EXERCISE INPUT below:
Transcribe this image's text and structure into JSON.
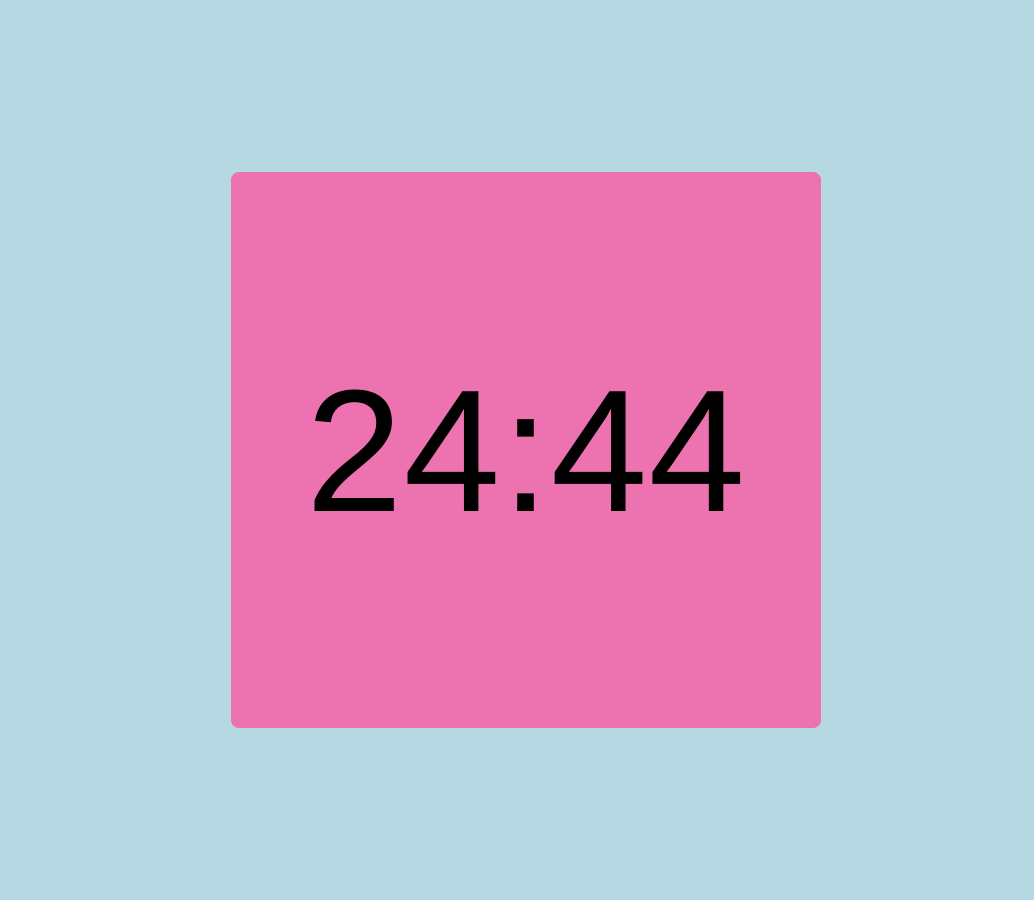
{
  "timer": {
    "display_text": "24:44"
  },
  "colors": {
    "background": "#b5d8e2",
    "card": "#ed72b0",
    "text": "#000000"
  }
}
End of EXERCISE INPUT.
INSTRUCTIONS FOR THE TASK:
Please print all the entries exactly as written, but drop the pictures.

REPLY:
Transcribe this image's text and structure into JSON.
{
  "timer": {
    "display_text": "24:44"
  },
  "colors": {
    "background": "#b5d8e2",
    "card": "#ed72b0",
    "text": "#000000"
  }
}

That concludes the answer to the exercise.